##### GIVEN DATA #####
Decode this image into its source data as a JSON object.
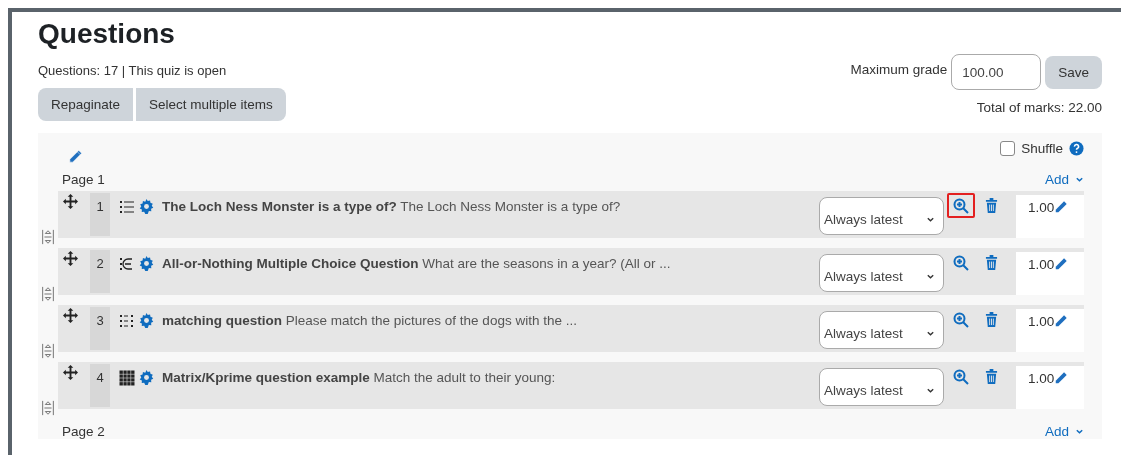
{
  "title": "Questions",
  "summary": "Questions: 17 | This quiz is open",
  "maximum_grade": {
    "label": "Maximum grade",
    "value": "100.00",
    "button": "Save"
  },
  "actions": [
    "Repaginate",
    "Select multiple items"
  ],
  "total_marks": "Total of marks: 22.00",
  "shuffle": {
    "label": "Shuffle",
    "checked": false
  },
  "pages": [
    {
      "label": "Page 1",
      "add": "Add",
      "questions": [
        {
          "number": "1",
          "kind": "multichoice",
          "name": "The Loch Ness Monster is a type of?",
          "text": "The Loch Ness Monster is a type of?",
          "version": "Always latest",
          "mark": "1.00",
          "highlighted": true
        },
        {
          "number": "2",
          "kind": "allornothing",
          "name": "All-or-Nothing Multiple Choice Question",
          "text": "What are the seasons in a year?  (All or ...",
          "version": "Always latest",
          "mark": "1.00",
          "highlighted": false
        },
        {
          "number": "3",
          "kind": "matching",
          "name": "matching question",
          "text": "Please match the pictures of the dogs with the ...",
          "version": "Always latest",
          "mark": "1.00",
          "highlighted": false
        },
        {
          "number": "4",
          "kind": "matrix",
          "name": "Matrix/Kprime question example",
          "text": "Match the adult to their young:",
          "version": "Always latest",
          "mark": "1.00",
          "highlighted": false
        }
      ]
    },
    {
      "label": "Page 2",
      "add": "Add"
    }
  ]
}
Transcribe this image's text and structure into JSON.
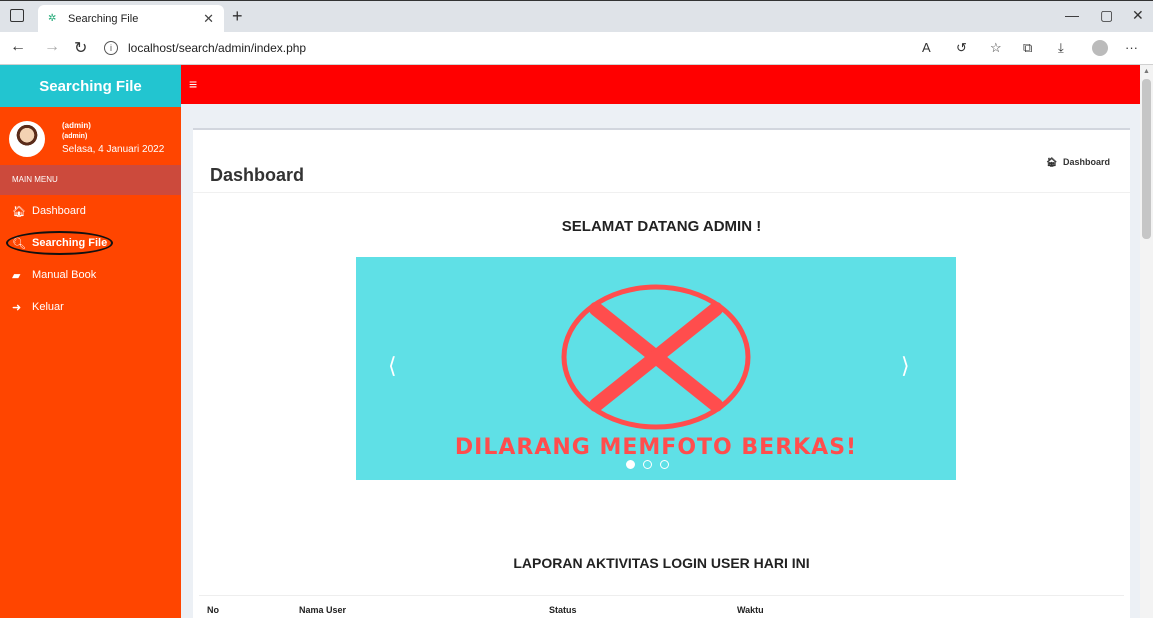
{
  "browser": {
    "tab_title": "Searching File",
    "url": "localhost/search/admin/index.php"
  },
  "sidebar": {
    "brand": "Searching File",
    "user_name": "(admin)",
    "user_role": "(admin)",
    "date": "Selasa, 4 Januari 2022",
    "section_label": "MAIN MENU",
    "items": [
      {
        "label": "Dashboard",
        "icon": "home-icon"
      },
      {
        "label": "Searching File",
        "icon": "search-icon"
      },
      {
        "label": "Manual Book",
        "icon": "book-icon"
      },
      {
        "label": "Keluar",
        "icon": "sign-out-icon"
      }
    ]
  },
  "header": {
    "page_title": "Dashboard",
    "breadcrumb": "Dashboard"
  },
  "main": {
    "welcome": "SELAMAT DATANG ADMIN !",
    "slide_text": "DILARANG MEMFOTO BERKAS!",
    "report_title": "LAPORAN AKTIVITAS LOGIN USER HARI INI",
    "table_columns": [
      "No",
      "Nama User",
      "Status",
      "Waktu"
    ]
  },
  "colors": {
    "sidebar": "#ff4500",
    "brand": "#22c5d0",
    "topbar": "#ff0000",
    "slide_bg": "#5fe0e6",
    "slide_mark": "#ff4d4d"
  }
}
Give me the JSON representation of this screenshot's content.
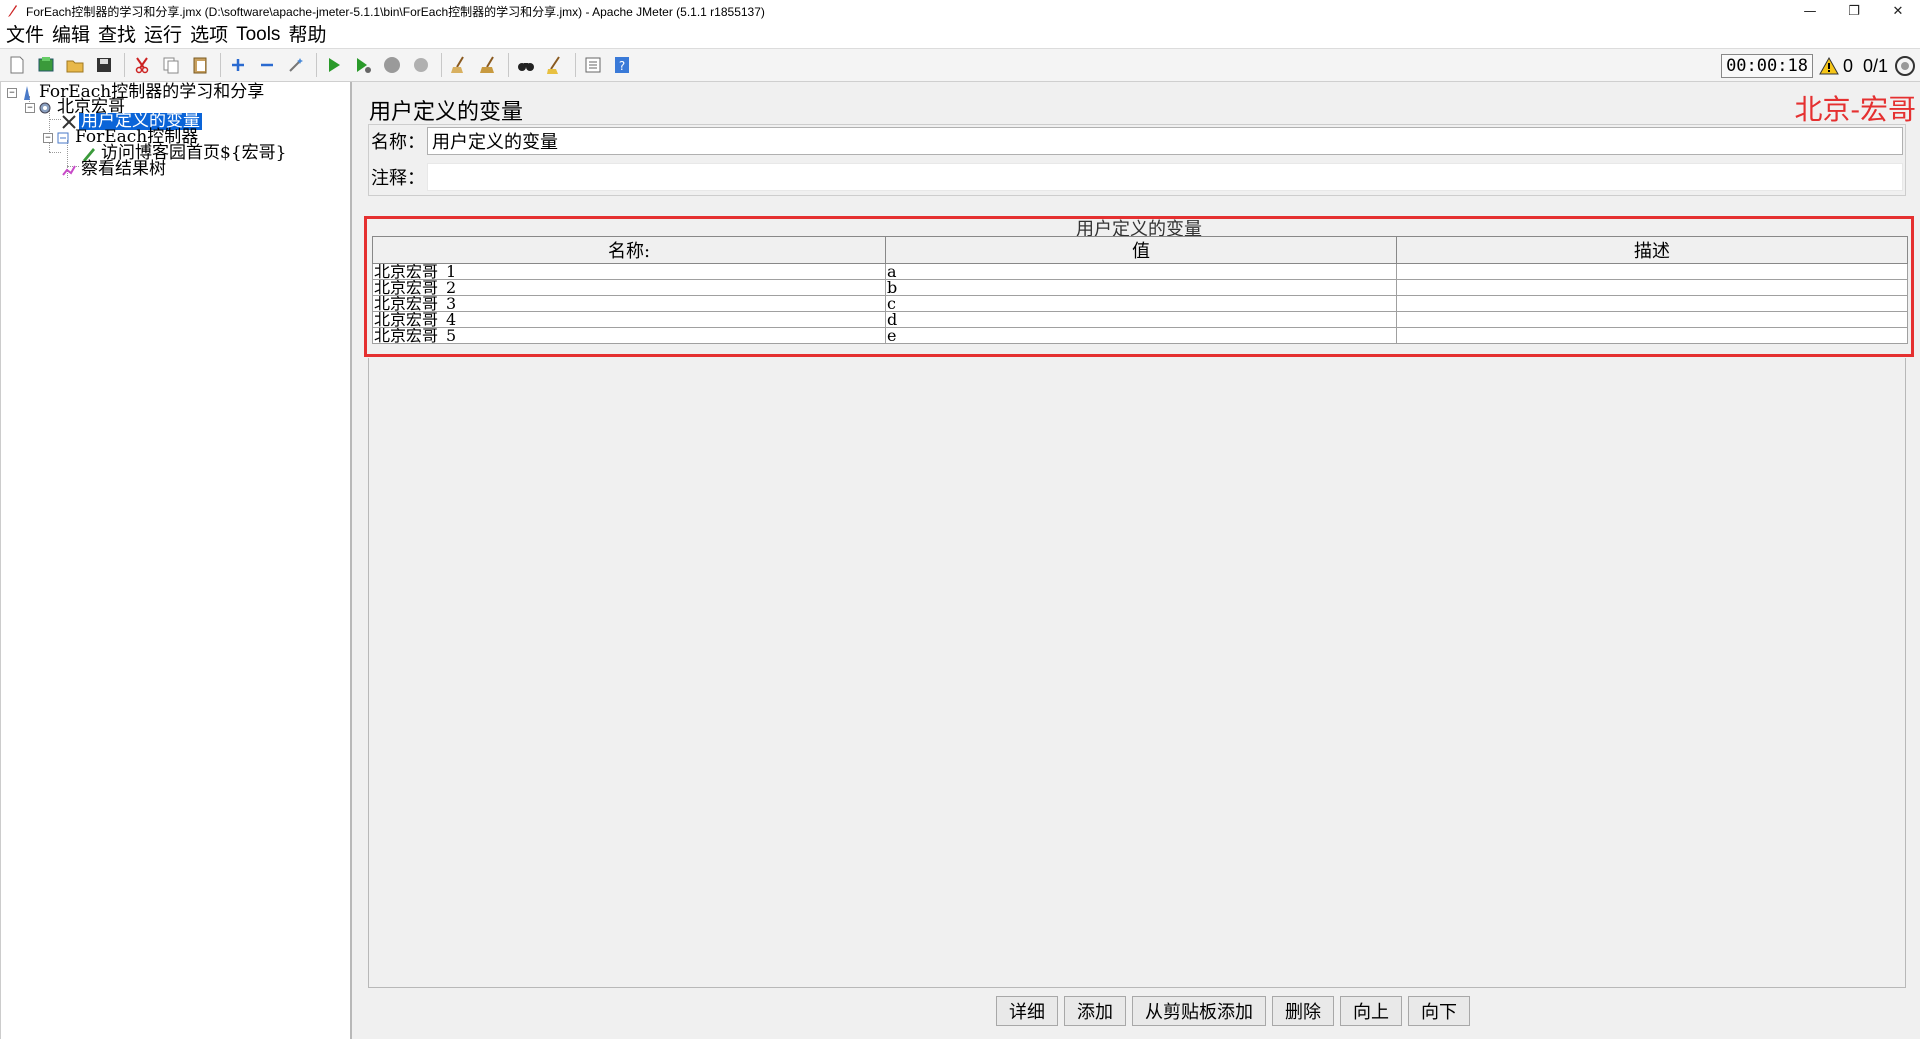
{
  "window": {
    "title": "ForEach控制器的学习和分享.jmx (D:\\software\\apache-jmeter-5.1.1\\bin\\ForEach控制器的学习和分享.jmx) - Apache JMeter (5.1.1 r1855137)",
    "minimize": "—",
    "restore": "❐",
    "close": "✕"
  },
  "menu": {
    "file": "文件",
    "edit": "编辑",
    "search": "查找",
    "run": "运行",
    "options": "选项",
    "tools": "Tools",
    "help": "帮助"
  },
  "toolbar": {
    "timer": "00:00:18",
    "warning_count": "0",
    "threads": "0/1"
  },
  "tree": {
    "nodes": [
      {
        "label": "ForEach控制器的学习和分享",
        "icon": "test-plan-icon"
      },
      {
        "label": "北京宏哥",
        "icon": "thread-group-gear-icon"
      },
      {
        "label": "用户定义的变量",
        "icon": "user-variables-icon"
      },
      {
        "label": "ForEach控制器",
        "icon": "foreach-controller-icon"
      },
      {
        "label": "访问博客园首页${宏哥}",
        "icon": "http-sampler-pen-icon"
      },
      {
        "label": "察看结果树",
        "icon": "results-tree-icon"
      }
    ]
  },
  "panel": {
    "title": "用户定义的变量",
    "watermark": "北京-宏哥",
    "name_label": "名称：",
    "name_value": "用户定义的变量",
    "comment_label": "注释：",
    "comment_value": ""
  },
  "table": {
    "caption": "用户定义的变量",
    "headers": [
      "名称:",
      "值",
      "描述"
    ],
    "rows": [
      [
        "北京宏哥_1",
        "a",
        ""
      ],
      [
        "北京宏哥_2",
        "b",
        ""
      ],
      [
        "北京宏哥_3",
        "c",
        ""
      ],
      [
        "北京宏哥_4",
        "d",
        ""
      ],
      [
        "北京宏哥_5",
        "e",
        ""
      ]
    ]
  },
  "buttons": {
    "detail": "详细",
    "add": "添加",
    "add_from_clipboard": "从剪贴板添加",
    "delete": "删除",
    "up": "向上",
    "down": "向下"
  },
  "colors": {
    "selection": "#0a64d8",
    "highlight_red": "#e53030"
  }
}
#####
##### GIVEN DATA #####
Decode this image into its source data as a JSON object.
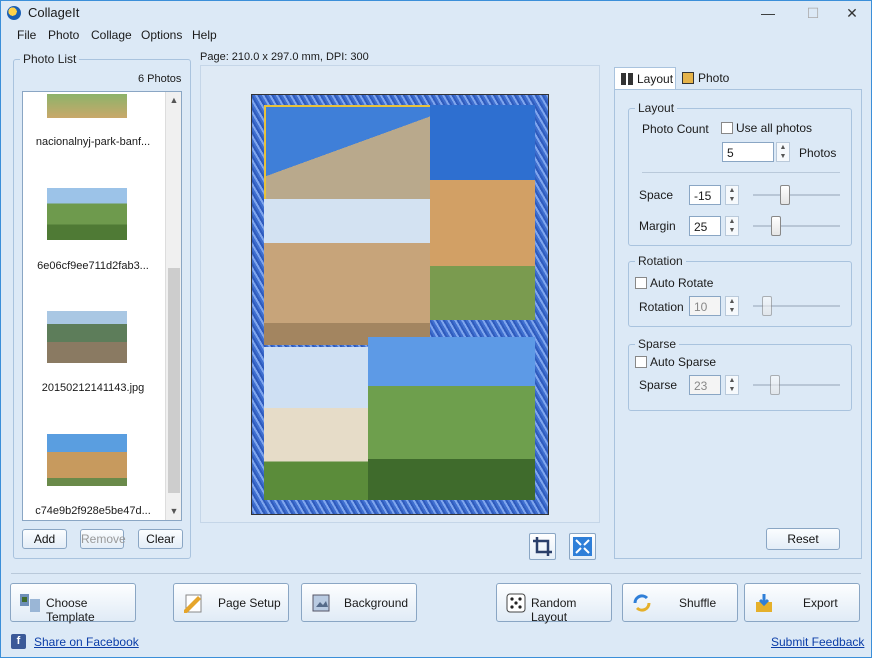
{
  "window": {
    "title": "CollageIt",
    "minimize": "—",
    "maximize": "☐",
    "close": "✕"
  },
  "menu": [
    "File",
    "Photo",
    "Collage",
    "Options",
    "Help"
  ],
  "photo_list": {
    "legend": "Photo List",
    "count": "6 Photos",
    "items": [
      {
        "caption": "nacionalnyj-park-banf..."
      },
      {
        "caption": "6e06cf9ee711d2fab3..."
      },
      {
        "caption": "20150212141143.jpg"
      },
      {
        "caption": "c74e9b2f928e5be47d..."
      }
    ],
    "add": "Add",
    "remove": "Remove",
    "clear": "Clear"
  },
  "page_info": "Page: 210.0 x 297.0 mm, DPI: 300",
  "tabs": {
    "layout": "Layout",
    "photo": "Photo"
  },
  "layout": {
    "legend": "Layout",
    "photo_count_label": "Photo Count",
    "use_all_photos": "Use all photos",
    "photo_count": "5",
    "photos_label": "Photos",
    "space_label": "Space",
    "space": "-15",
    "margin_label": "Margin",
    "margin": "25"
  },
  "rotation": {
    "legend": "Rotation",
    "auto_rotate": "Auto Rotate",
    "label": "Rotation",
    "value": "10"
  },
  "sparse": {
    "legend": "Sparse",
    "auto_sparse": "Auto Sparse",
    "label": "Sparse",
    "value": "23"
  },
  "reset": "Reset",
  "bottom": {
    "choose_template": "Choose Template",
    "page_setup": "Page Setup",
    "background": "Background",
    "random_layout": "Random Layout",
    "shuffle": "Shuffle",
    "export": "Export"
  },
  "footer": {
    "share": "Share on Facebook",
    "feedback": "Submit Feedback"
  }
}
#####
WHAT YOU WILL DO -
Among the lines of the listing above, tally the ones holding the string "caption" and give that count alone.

EXERCISE SOLUTION -
5